- [Records supplied]:

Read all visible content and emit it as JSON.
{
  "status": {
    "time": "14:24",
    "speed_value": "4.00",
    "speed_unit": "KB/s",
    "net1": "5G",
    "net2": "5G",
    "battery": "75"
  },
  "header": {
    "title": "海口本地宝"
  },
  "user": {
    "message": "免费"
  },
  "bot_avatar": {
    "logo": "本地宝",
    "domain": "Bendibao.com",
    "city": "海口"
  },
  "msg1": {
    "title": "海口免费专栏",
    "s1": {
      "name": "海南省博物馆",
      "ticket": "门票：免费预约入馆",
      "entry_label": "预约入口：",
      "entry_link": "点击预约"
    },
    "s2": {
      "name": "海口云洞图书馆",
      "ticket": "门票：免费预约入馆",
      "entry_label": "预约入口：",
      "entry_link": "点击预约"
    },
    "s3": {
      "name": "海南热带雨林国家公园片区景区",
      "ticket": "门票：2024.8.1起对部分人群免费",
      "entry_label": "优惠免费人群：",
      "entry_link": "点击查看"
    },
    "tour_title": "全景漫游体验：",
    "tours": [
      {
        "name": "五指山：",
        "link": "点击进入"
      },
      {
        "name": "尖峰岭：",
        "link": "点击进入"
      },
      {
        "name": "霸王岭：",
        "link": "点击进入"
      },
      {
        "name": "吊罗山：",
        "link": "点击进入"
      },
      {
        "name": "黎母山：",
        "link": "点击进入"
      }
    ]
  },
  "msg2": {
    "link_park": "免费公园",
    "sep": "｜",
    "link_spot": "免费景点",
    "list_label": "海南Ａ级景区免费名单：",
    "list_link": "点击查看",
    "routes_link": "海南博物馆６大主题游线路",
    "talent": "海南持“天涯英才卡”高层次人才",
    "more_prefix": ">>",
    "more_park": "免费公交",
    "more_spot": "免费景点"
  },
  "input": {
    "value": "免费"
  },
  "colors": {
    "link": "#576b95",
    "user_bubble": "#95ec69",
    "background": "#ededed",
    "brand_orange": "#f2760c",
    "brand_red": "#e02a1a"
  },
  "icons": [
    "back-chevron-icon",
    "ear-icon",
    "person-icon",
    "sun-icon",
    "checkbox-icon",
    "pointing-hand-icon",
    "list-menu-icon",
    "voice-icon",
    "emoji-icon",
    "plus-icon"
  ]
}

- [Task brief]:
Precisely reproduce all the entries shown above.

- [Result below]:
Read all visible content and emit it as JSON.
{
  "status": {
    "time": "14:24",
    "speed_value": "4.00",
    "speed_unit": "KB/s",
    "net1": "5G",
    "net2": "5G",
    "battery": "75"
  },
  "header": {
    "title": "海口本地宝"
  },
  "user": {
    "message": "免费"
  },
  "bot_avatar": {
    "logo": "本地宝",
    "domain": "Bendibao.com",
    "city": "海口"
  },
  "msg1": {
    "title": "海口免费专栏",
    "s1": {
      "name": "海南省博物馆",
      "ticket": "门票：免费预约入馆",
      "entry_label": "预约入口：",
      "entry_link": "点击预约"
    },
    "s2": {
      "name": "海口云洞图书馆",
      "ticket": "门票：免费预约入馆",
      "entry_label": "预约入口：",
      "entry_link": "点击预约"
    },
    "s3": {
      "name": "海南热带雨林国家公园片区景区",
      "ticket": "门票：2024.8.1起对部分人群免费",
      "entry_label": "优惠免费人群：",
      "entry_link": "点击查看"
    },
    "tour_title": "全景漫游体验：",
    "tours": [
      {
        "name": "五指山：",
        "link": "点击进入"
      },
      {
        "name": "尖峰岭：",
        "link": "点击进入"
      },
      {
        "name": "霸王岭：",
        "link": "点击进入"
      },
      {
        "name": "吊罗山：",
        "link": "点击进入"
      },
      {
        "name": "黎母山：",
        "link": "点击进入"
      }
    ]
  },
  "msg2": {
    "link_park": "免费公园",
    "sep": "｜",
    "link_spot": "免费景点",
    "list_label": "海南Ａ级景区免费名单：",
    "list_link": "点击查看",
    "routes_link": "海南博物馆６大主题游线路",
    "talent": "海南持“天涯英才卡”高层次人才",
    "more_prefix": ">>",
    "more_park": "免费公交",
    "more_spot": "免费景点"
  },
  "input": {
    "value": "免费"
  },
  "colors": {
    "link": "#576b95",
    "user_bubble": "#95ec69",
    "background": "#ededed",
    "brand_orange": "#f2760c",
    "brand_red": "#e02a1a"
  },
  "icons": [
    "back-chevron-icon",
    "ear-icon",
    "person-icon",
    "sun-icon",
    "checkbox-icon",
    "pointing-hand-icon",
    "list-menu-icon",
    "voice-icon",
    "emoji-icon",
    "plus-icon"
  ]
}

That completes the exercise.